Copy every line of the records that includes the word "name".

Data about app and page elements:
++++++++++
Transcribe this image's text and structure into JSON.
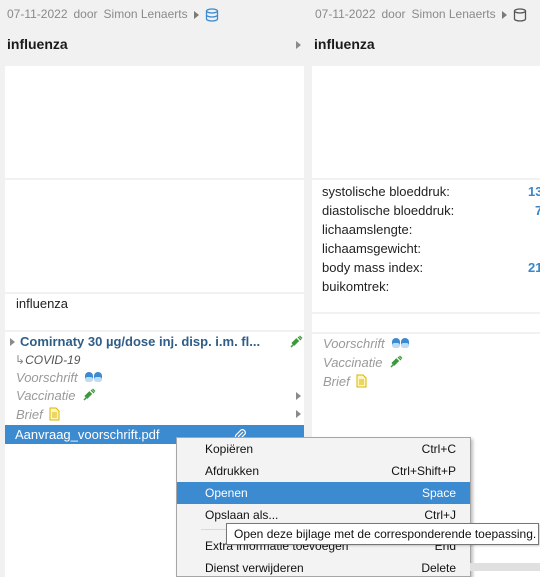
{
  "left": {
    "date": "07-11-2022",
    "by": "door",
    "author": "Simon Lenaerts",
    "title": "influenza",
    "diagnosis": "influenza",
    "medication": {
      "name": "Comirnaty 30 µg/dose inj. disp. i.m. fl...",
      "indication": "COVID-19",
      "prescription_label": "Voorschrift",
      "vaccination_label": "Vaccinatie",
      "letter_label": "Brief"
    },
    "attachment": "Aanvraag_voorschrift.pdf"
  },
  "right": {
    "date": "07-11-2022",
    "by": "door",
    "author": "Simon Lenaerts",
    "title": "influenza",
    "vitals": [
      {
        "label": "systolische bloeddruk:",
        "value": "13"
      },
      {
        "label": "diastolische bloeddruk:",
        "value": "7"
      },
      {
        "label": "lichaamslengte:",
        "value": ""
      },
      {
        "label": "lichaamsgewicht:",
        "value": ""
      },
      {
        "label": "body mass index:",
        "value": "21"
      },
      {
        "label": "buikomtrek:",
        "value": ""
      }
    ],
    "prescription_label": "Voorschrift",
    "vaccination_label": "Vaccinatie",
    "letter_label": "Brief"
  },
  "context_menu": [
    {
      "label": "Kopiëren",
      "shortcut": "Ctrl+C"
    },
    {
      "label": "Afdrukken",
      "shortcut": "Ctrl+Shift+P"
    },
    {
      "label": "Openen",
      "shortcut": "Space"
    },
    {
      "label": "Opslaan als...",
      "shortcut": "Ctrl+J"
    },
    {
      "label": "Extra informatie toevoegen",
      "shortcut": "End"
    },
    {
      "label": "Dienst verwijderen",
      "shortcut": "Delete"
    }
  ],
  "tooltip": "Open deze bijlage met de corresponderende toepassing.",
  "colors": {
    "accent": "#3c8ad0",
    "med_title": "#2e5d87",
    "vital_value": "#3a87c8",
    "syringe": "#3a9a3a"
  },
  "icons": [
    "play-arrow-icon",
    "database-icon",
    "pills-icon",
    "syringe-icon",
    "document-icon",
    "paperclip-icon",
    "chevron-right-icon"
  ]
}
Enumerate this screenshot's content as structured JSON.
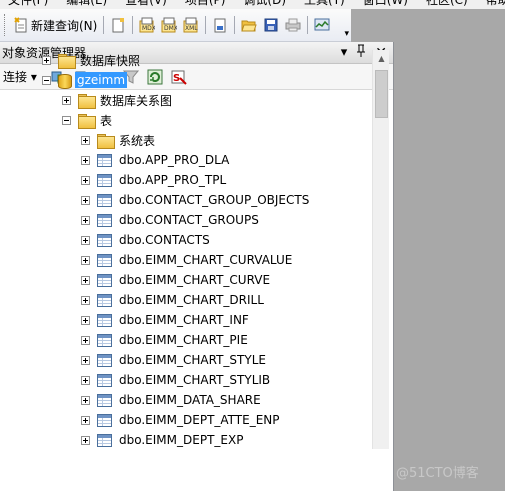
{
  "menu": [
    "文件(F)",
    "编辑(E)",
    "查看(V)",
    "项目(P)",
    "调试(D)",
    "工具(T)",
    "窗口(W)",
    "社区(C)",
    "帮助(H)"
  ],
  "toolbar": {
    "new_query_label": "新建查询(N)"
  },
  "panel": {
    "title": "对象资源管理器",
    "pin_glyph": "▾ 卩",
    "close_glyph": "✕",
    "connect_label": "连接 ▾"
  },
  "tree": {
    "db_snapshots": "数据库快照",
    "database": "gzeimm",
    "diagrams": "数据库关系图",
    "tables_folder": "表",
    "system_tables": "系统表",
    "tables": [
      "dbo.APP_PRO_DLA",
      "dbo.APP_PRO_TPL",
      "dbo.CONTACT_GROUP_OBJECTS",
      "dbo.CONTACT_GROUPS",
      "dbo.CONTACTS",
      "dbo.EIMM_CHART_CURVALUE",
      "dbo.EIMM_CHART_CURVE",
      "dbo.EIMM_CHART_DRILL",
      "dbo.EIMM_CHART_INF",
      "dbo.EIMM_CHART_PIE",
      "dbo.EIMM_CHART_STYLE",
      "dbo.EIMM_CHART_STYLIB",
      "dbo.EIMM_DATA_SHARE",
      "dbo.EIMM_DEPT_ATTE_ENP",
      "dbo.EIMM_DEPT_EXP"
    ]
  },
  "watermark": "@51CTO博客",
  "colors": {
    "selection": "#3399ff",
    "background_gray": "#a8a8a8"
  }
}
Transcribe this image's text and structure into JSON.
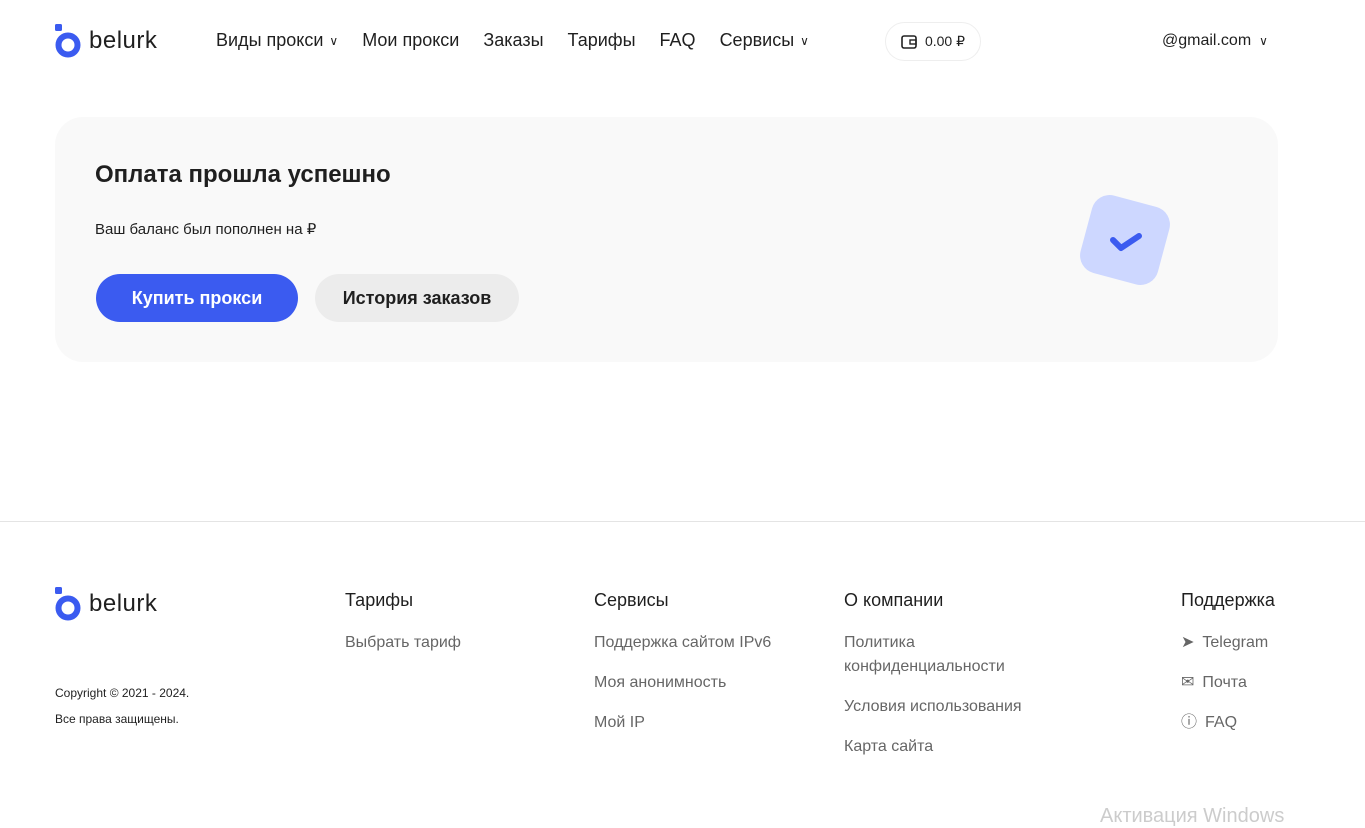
{
  "brand": "belurk",
  "nav": [
    "Виды прокси",
    "Мои прокси",
    "Заказы",
    "Тарифы",
    "FAQ",
    "Сервисы"
  ],
  "wallet": "0.00 ₽",
  "user": "@gmail.com",
  "card": {
    "title": "Оплата прошла успешно",
    "text": "Ваш баланс был пополнен на ₽",
    "buy": "Купить прокси",
    "history": "История заказов"
  },
  "footer": {
    "copyright": "Copyright © 2021 - 2024.",
    "rights": "Все права защищены.",
    "tariffs": {
      "title": "Тарифы",
      "links": [
        "Выбрать тариф"
      ]
    },
    "services": {
      "title": "Сервисы",
      "links": [
        "Поддержка сайтом IPv6",
        "Моя анонимность",
        "Мой IP"
      ]
    },
    "company": {
      "title": "О компании",
      "links": [
        "Политика конфиденциальности",
        "Условия использования",
        "Карта сайта"
      ]
    },
    "support": {
      "title": "Поддержка",
      "links": [
        "Telegram",
        "Почта",
        "FAQ"
      ]
    }
  },
  "watermark": "Активация Windows",
  "colors": {
    "accent": "#3b5bf0"
  }
}
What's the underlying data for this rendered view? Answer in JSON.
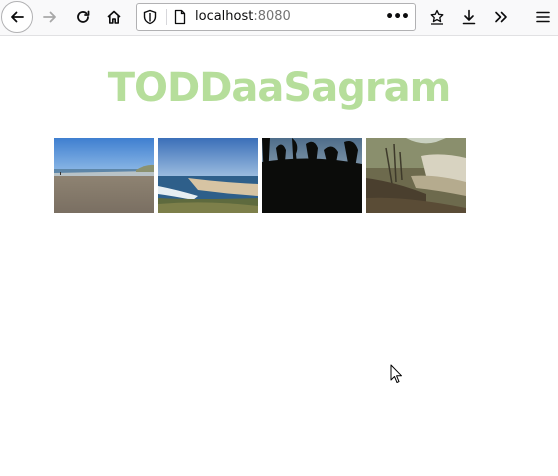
{
  "browser": {
    "url_host": "localhost",
    "url_port": ":8080",
    "more_label": "•••"
  },
  "page": {
    "logo_text": "TODDaaSagram",
    "logo_color": "#b6de9b"
  },
  "gallery": {
    "photos": [
      {
        "name": "beach-photo-1"
      },
      {
        "name": "coast-photo-2"
      },
      {
        "name": "forest-silhouette-photo-3"
      },
      {
        "name": "creek-photo-4"
      }
    ]
  }
}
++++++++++
Exercise output:
      "name": "Comirnaty 30 µg/dose inj. disp. i.m. fl...",
        "name": "beach-photo-1"
        "name": "coast-photo-2"
        "name": "forest-silhouette-photo-3"
        "name": "creek-photo-4"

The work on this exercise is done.